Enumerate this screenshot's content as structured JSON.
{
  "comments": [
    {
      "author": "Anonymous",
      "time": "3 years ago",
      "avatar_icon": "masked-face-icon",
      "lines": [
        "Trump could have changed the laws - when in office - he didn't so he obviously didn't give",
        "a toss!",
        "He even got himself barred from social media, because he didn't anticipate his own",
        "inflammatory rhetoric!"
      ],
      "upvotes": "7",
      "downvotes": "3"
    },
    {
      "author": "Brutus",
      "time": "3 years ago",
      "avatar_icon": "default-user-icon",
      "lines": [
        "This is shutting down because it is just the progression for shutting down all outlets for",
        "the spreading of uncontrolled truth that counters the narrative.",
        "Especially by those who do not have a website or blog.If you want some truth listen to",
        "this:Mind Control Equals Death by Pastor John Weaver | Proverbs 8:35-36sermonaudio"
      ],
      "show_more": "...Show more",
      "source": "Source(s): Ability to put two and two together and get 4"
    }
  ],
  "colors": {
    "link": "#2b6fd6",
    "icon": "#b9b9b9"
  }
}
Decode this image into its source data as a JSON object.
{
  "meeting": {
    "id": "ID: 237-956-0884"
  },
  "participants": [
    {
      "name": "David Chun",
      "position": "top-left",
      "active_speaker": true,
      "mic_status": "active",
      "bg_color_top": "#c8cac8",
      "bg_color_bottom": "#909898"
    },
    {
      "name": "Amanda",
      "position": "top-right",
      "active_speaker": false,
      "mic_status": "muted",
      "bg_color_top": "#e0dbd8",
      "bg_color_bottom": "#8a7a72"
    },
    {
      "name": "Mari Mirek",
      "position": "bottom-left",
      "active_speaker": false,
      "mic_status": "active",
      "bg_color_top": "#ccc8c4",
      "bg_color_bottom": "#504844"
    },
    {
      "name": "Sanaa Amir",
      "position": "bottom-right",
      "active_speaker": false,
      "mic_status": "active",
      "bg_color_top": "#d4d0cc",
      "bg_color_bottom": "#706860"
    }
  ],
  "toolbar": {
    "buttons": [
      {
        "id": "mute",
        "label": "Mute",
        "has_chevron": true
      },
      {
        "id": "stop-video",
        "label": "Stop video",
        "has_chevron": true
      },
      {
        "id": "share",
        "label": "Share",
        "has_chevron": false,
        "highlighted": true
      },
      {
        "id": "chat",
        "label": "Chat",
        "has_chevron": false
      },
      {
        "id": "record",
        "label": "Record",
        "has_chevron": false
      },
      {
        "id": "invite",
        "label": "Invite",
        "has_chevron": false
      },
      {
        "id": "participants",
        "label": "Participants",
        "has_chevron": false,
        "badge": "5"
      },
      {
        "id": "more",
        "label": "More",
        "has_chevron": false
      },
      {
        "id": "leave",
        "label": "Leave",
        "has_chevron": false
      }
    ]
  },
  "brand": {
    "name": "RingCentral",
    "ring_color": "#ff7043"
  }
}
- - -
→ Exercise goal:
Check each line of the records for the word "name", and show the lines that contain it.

→ Answer for the task:
      "name": "David Chun",
      "name": "Amanda",
      "name": "Mari Mirek",
      "name": "Sanaa Amir",
    "name": "RingCentral",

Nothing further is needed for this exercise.